**Records provided:**
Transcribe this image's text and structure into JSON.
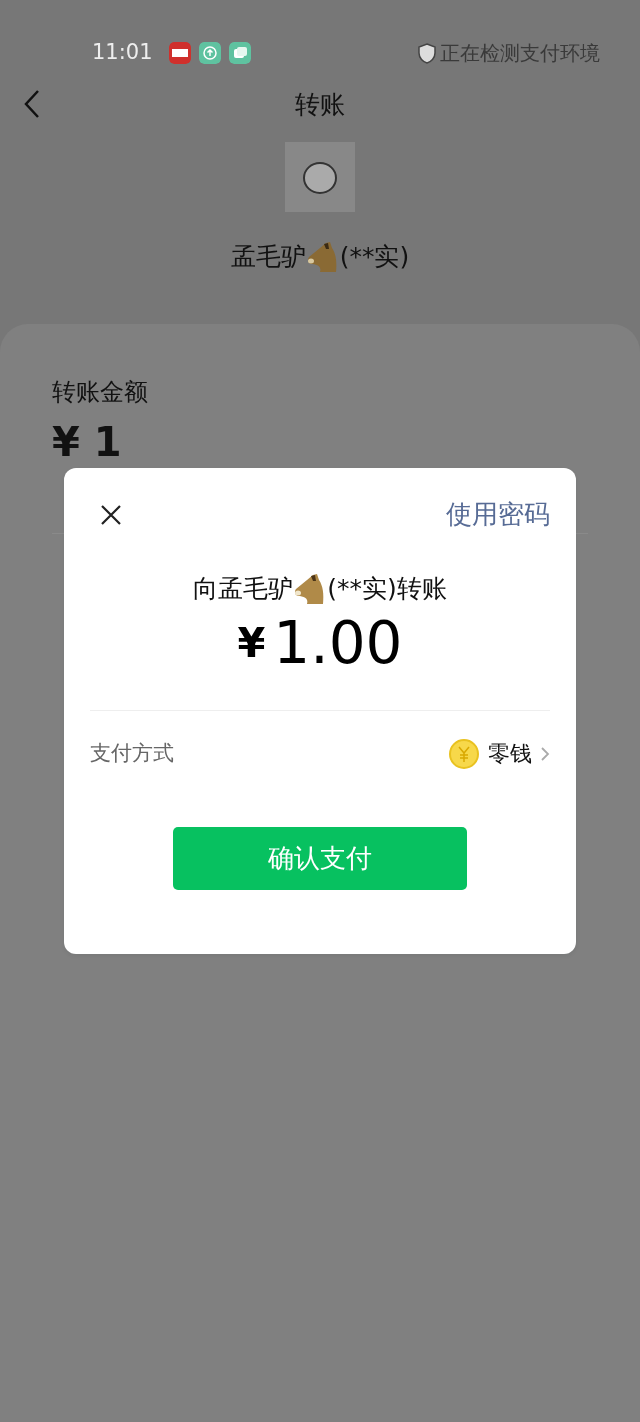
{
  "status_bar": {
    "time": "11:01",
    "notice": "正在检测支付环境"
  },
  "header": {
    "title": "转账"
  },
  "recipient": {
    "name": "孟毛驴",
    "masked_name": "(**实)"
  },
  "amount_section": {
    "label": "转账金额",
    "amount": "¥ 1"
  },
  "dialog": {
    "link": "使用密码",
    "title_before": "向孟毛驴",
    "title_after": "(**实)转账",
    "currency": "¥",
    "amount": "1.00",
    "payment": {
      "label": "支付方式",
      "method": "零钱"
    },
    "button": "确认支付"
  }
}
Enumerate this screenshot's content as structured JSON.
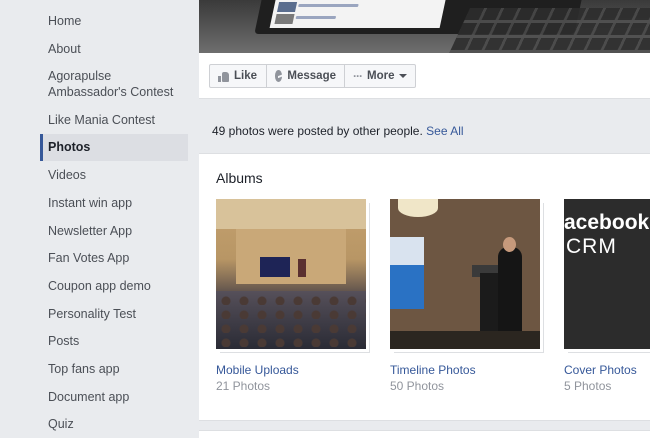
{
  "sidebar": {
    "items": [
      {
        "label": "Home"
      },
      {
        "label": "About"
      },
      {
        "label": "Agorapulse Ambassador's Contest"
      },
      {
        "label": "Like Mania Contest"
      },
      {
        "label": "Photos",
        "active": true
      },
      {
        "label": "Videos"
      },
      {
        "label": "Instant win app"
      },
      {
        "label": "Newsletter App"
      },
      {
        "label": "Fan Votes App"
      },
      {
        "label": "Coupon app demo"
      },
      {
        "label": "Personality Test"
      },
      {
        "label": "Posts"
      },
      {
        "label": "Top fans app"
      },
      {
        "label": "Document app"
      },
      {
        "label": "Quiz"
      }
    ]
  },
  "actions": {
    "like_label": "Like",
    "message_label": "Message",
    "more_label": "More"
  },
  "info": {
    "text": "49 photos were posted by other people.",
    "link": "See All"
  },
  "albums": {
    "title": "Albums",
    "items": [
      {
        "name": "Mobile Uploads",
        "count": "21 Photos"
      },
      {
        "name": "Timeline Photos",
        "count": "50 Photos"
      },
      {
        "name": "Cover Photos",
        "count": "5 Photos"
      }
    ],
    "cover_text_line1": "acebook",
    "cover_text_line2": "CRM"
  },
  "colors": {
    "link": "#365899",
    "active_border": "#365899",
    "background": "#e9ebee"
  }
}
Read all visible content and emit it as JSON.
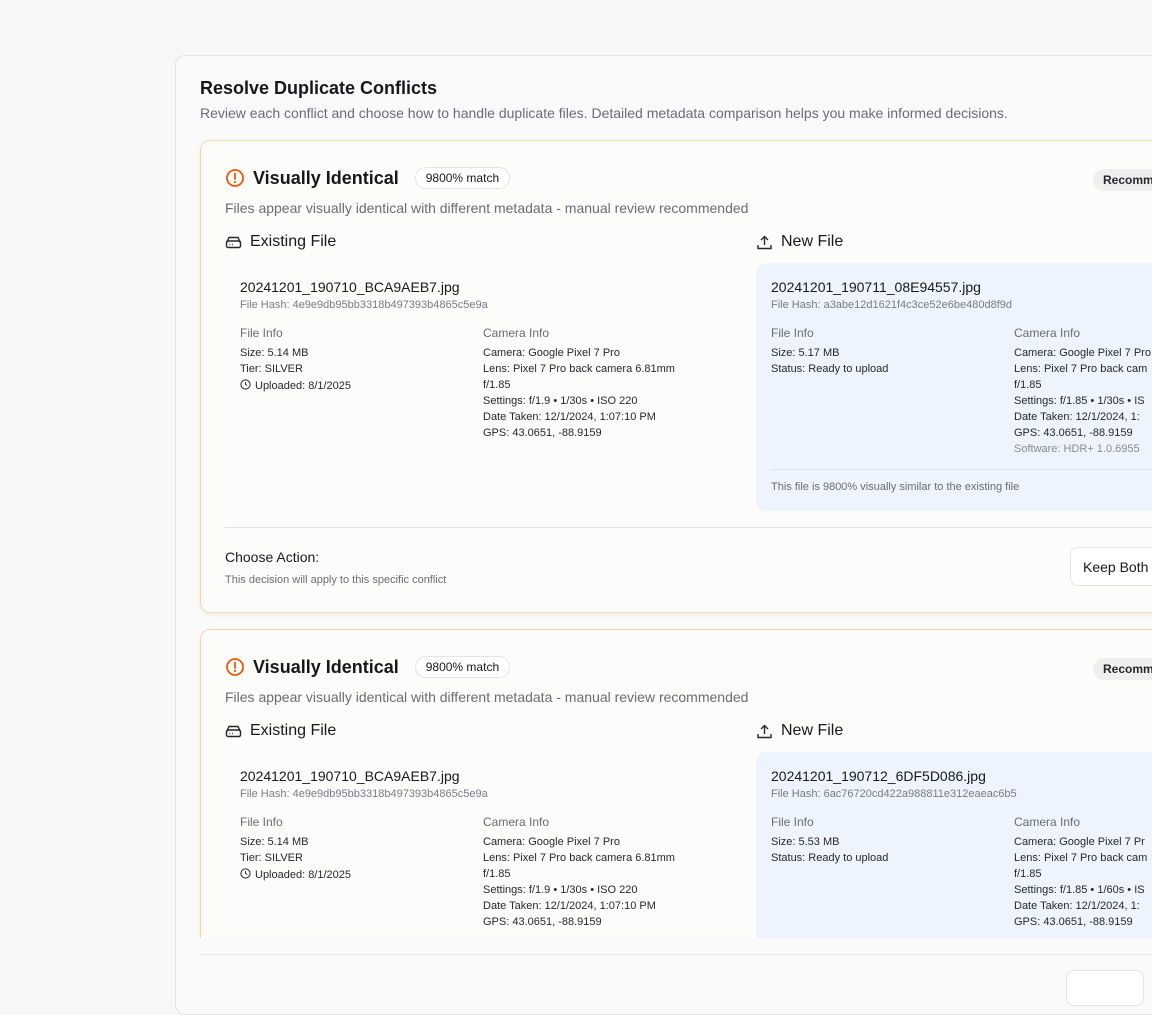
{
  "dialog": {
    "title": "Resolve Duplicate Conflicts",
    "description": "Review each conflict and choose how to handle duplicate files. Detailed metadata comparison helps you make informed decisions."
  },
  "labels": {
    "existing_file": "Existing File",
    "new_file": "New File",
    "file_info": "File Info",
    "camera_info": "Camera Info",
    "choose_action": "Choose Action:",
    "action_hint": "This decision will apply to this specific conflict",
    "keep_both": "Keep Both"
  },
  "conflicts": [
    {
      "title": "Visually Identical",
      "match_badge": "9800% match",
      "recommendation": "Recomm",
      "description": "Files appear visually identical with different metadata - manual review recommended",
      "existing": {
        "filename": "20241201_190710_BCA9AEB7.jpg",
        "hash": "File Hash: 4e9e9db95bb3318b497393b4865c5e9a",
        "size": "Size: 5.14 MB",
        "tier": "Tier: SILVER",
        "uploaded": "Uploaded: 8/1/2025",
        "camera": "Camera: Google Pixel 7 Pro",
        "lens_1": "Lens: Pixel 7 Pro back camera 6.81mm",
        "lens_2": "f/1.85",
        "settings": "Settings: f/1.9 • 1/30s • ISO 220",
        "date_taken": "Date Taken: 12/1/2024, 1:07:10 PM",
        "gps": "GPS: 43.0651, -88.9159"
      },
      "new": {
        "filename": "20241201_190711_08E94557.jpg",
        "hash": "File Hash: a3abe12d1621f4c3ce52e6be480d8f9d",
        "size": "Size: 5.17 MB",
        "status": "Status: Ready to upload",
        "camera": "Camera: Google Pixel 7 Pro",
        "lens_1": "Lens: Pixel 7 Pro back cam",
        "lens_2": "f/1.85",
        "settings": "Settings: f/1.85 • 1/30s • IS",
        "date_taken": "Date Taken: 12/1/2024, 1:",
        "gps": "GPS: 43.0651, -88.9159",
        "software": "Software: HDR+ 1.0.6955",
        "similarity": "This file is 9800% visually similar to the existing file"
      }
    },
    {
      "title": "Visually Identical",
      "match_badge": "9800% match",
      "recommendation": "Recomm",
      "description": "Files appear visually identical with different metadata - manual review recommended",
      "existing": {
        "filename": "20241201_190710_BCA9AEB7.jpg",
        "hash": "File Hash: 4e9e9db95bb3318b497393b4865c5e9a",
        "size": "Size: 5.14 MB",
        "tier": "Tier: SILVER",
        "uploaded": "Uploaded: 8/1/2025",
        "camera": "Camera: Google Pixel 7 Pro",
        "lens_1": "Lens: Pixel 7 Pro back camera 6.81mm",
        "lens_2": "f/1.85",
        "settings": "Settings: f/1.9 • 1/30s • ISO 220",
        "date_taken": "Date Taken: 12/1/2024, 1:07:10 PM",
        "gps": "GPS: 43.0651, -88.9159"
      },
      "new": {
        "filename": "20241201_190712_6DF5D086.jpg",
        "hash": "File Hash: 6ac76720cd422a988811e312eaeac6b5",
        "size": "Size: 5.53 MB",
        "status": "Status: Ready to upload",
        "camera": "Camera: Google Pixel 7 Pr",
        "lens_1": "Lens: Pixel 7 Pro back cam",
        "lens_2": "f/1.85",
        "settings": "Settings: f/1.85 • 1/60s • IS",
        "date_taken": "Date Taken: 12/1/2024, 1:",
        "gps": "GPS: 43.0651, -88.9159"
      }
    }
  ],
  "colors": {
    "warning": "#e8590c",
    "new_panel_bg": "#eef4fd",
    "card_border": "#f2d9b4"
  },
  "icons": {
    "conflict": "alert-circle-icon",
    "existing": "hard-drive-icon",
    "new": "upload-icon",
    "uploaded": "clock-icon"
  }
}
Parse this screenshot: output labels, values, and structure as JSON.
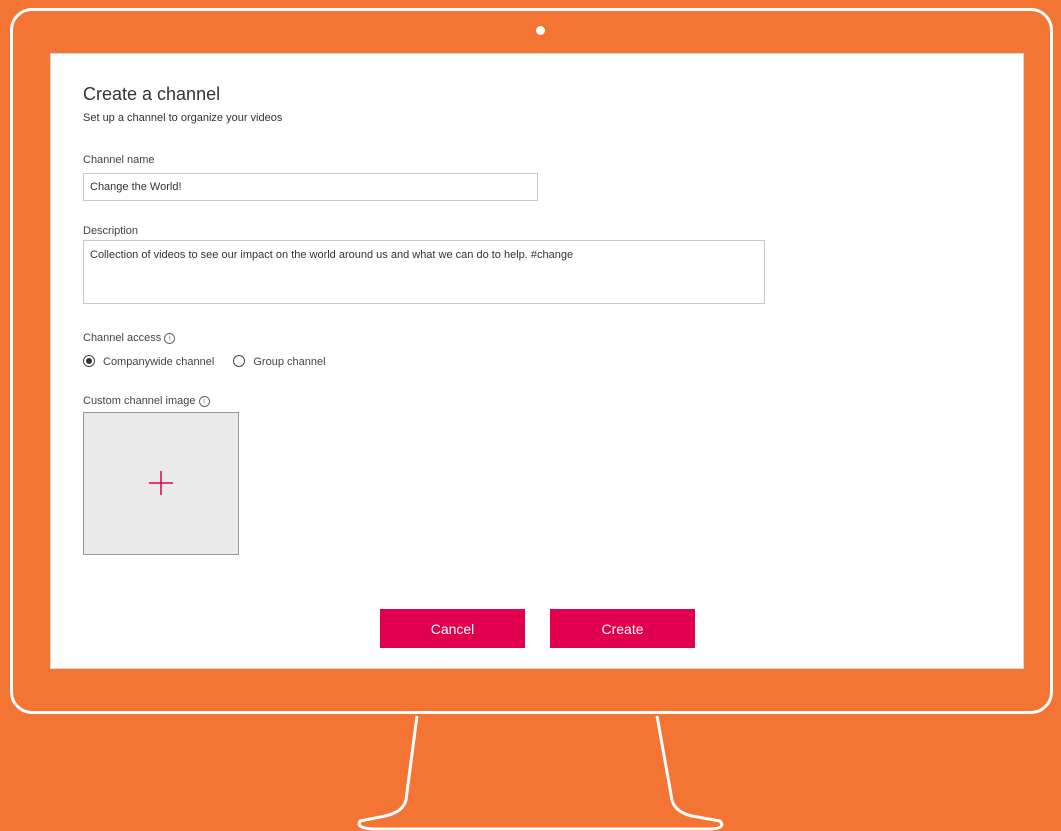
{
  "dialog": {
    "title": "Create a channel",
    "subtitle": "Set up a channel to organize your videos"
  },
  "channel_name": {
    "label": "Channel name",
    "value": "Change the World!"
  },
  "description": {
    "label": "Description",
    "value": "Collection of videos to see our impact on the world around us and what we can do to help. #change"
  },
  "channel_access": {
    "label": "Channel access",
    "options": [
      {
        "label": "Companywide channel",
        "selected": true
      },
      {
        "label": "Group channel",
        "selected": false
      }
    ]
  },
  "custom_image": {
    "label": "Custom channel image"
  },
  "buttons": {
    "cancel": "Cancel",
    "create": "Create"
  },
  "icons": {
    "info": "info-icon",
    "add": "plus-icon"
  },
  "colors": {
    "background": "#F47433",
    "accent": "#E0004D"
  }
}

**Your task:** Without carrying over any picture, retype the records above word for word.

**Result of the task:**
Transcribe this image's text and structure into JSON.
{
  "status_bar": {
    "time": "11:01",
    "notice": "正在检测支付环境"
  },
  "header": {
    "title": "转账"
  },
  "recipient": {
    "name": "孟毛驴",
    "masked_name": "(**实)"
  },
  "amount_section": {
    "label": "转账金额",
    "amount": "¥ 1"
  },
  "dialog": {
    "link": "使用密码",
    "title_before": "向孟毛驴",
    "title_after": "(**实)转账",
    "currency": "¥",
    "amount": "1.00",
    "payment": {
      "label": "支付方式",
      "method": "零钱"
    },
    "button": "确认支付"
  }
}
Enumerate this screenshot's content as structured JSON.
{
  "sidebar": {
    "items": [
      {
        "label": "Home"
      },
      {
        "label": "About"
      },
      {
        "label": "Agorapulse Ambassador's Contest"
      },
      {
        "label": "Like Mania Contest"
      },
      {
        "label": "Photos",
        "active": true
      },
      {
        "label": "Videos"
      },
      {
        "label": "Instant win app"
      },
      {
        "label": "Newsletter App"
      },
      {
        "label": "Fan Votes App"
      },
      {
        "label": "Coupon app demo"
      },
      {
        "label": "Personality Test"
      },
      {
        "label": "Posts"
      },
      {
        "label": "Top fans app"
      },
      {
        "label": "Document app"
      },
      {
        "label": "Quiz"
      }
    ]
  },
  "actions": {
    "like_label": "Like",
    "message_label": "Message",
    "more_label": "More"
  },
  "info": {
    "text": "49 photos were posted by other people.",
    "link": "See All"
  },
  "albums": {
    "title": "Albums",
    "items": [
      {
        "name": "Mobile Uploads",
        "count": "21 Photos"
      },
      {
        "name": "Timeline Photos",
        "count": "50 Photos"
      },
      {
        "name": "Cover Photos",
        "count": "5 Photos"
      }
    ],
    "cover_text_line1": "acebook",
    "cover_text_line2": "CRM"
  },
  "colors": {
    "link": "#365899",
    "active_border": "#365899",
    "background": "#e9ebee"
  }
}
Read all visible content and emit it as JSON.
{
  "dialog": {
    "title": "Resolve Duplicate Conflicts",
    "description": "Review each conflict and choose how to handle duplicate files. Detailed metadata comparison helps you make informed decisions."
  },
  "labels": {
    "existing_file": "Existing File",
    "new_file": "New File",
    "file_info": "File Info",
    "camera_info": "Camera Info",
    "choose_action": "Choose Action:",
    "action_hint": "This decision will apply to this specific conflict",
    "keep_both": "Keep Both"
  },
  "conflicts": [
    {
      "title": "Visually Identical",
      "match_badge": "9800% match",
      "recommendation": "Recomm",
      "description": "Files appear visually identical with different metadata - manual review recommended",
      "existing": {
        "filename": "20241201_190710_BCA9AEB7.jpg",
        "hash": "File Hash: 4e9e9db95bb3318b497393b4865c5e9a",
        "size": "Size: 5.14 MB",
        "tier": "Tier: SILVER",
        "uploaded": "Uploaded: 8/1/2025",
        "camera": "Camera: Google Pixel 7 Pro",
        "lens_1": "Lens: Pixel 7 Pro back camera 6.81mm",
        "lens_2": "f/1.85",
        "settings": "Settings: f/1.9 • 1/30s • ISO 220",
        "date_taken": "Date Taken: 12/1/2024, 1:07:10 PM",
        "gps": "GPS: 43.0651, -88.9159"
      },
      "new": {
        "filename": "20241201_190711_08E94557.jpg",
        "hash": "File Hash: a3abe12d1621f4c3ce52e6be480d8f9d",
        "size": "Size: 5.17 MB",
        "status": "Status: Ready to upload",
        "camera": "Camera: Google Pixel 7 Pro",
        "lens_1": "Lens: Pixel 7 Pro back cam",
        "lens_2": "f/1.85",
        "settings": "Settings: f/1.85 • 1/30s • IS",
        "date_taken": "Date Taken: 12/1/2024, 1:",
        "gps": "GPS: 43.0651, -88.9159",
        "software": "Software: HDR+ 1.0.6955",
        "similarity": "This file is 9800% visually similar to the existing file"
      }
    },
    {
      "title": "Visually Identical",
      "match_badge": "9800% match",
      "recommendation": "Recomm",
      "description": "Files appear visually identical with different metadata - manual review recommended",
      "existing": {
        "filename": "20241201_190710_BCA9AEB7.jpg",
        "hash": "File Hash: 4e9e9db95bb3318b497393b4865c5e9a",
        "size": "Size: 5.14 MB",
        "tier": "Tier: SILVER",
        "uploaded": "Uploaded: 8/1/2025",
        "camera": "Camera: Google Pixel 7 Pro",
        "lens_1": "Lens: Pixel 7 Pro back camera 6.81mm",
        "lens_2": "f/1.85",
        "settings": "Settings: f/1.9 • 1/30s • ISO 220",
        "date_taken": "Date Taken: 12/1/2024, 1:07:10 PM",
        "gps": "GPS: 43.0651, -88.9159"
      },
      "new": {
        "filename": "20241201_190712_6DF5D086.jpg",
        "hash": "File Hash: 6ac76720cd422a988811e312eaeac6b5",
        "size": "Size: 5.53 MB",
        "status": "Status: Ready to upload",
        "camera": "Camera: Google Pixel 7 Pr",
        "lens_1": "Lens: Pixel 7 Pro back cam",
        "lens_2": "f/1.85",
        "settings": "Settings: f/1.85 • 1/60s • IS",
        "date_taken": "Date Taken: 12/1/2024, 1:",
        "gps": "GPS: 43.0651, -88.9159"
      }
    }
  ],
  "colors": {
    "warning": "#e8590c",
    "new_panel_bg": "#eef4fd",
    "card_border": "#f2d9b4"
  },
  "icons": {
    "conflict": "alert-circle-icon",
    "existing": "hard-drive-icon",
    "new": "upload-icon",
    "uploaded": "clock-icon"
  }
}
Parse this screenshot: output labels, values, and structure as JSON.
{
  "dialog": {
    "title": "Create a channel",
    "subtitle": "Set up a channel to organize your videos"
  },
  "channel_name": {
    "label": "Channel name",
    "value": "Change the World!"
  },
  "description": {
    "label": "Description",
    "value": "Collection of videos to see our impact on the world around us and what we can do to help. #change"
  },
  "channel_access": {
    "label": "Channel access",
    "options": [
      {
        "label": "Companywide channel",
        "selected": true
      },
      {
        "label": "Group channel",
        "selected": false
      }
    ]
  },
  "custom_image": {
    "label": "Custom channel image"
  },
  "buttons": {
    "cancel": "Cancel",
    "create": "Create"
  },
  "icons": {
    "info": "info-icon",
    "add": "plus-icon"
  },
  "colors": {
    "background": "#F47433",
    "accent": "#E0004D"
  }
}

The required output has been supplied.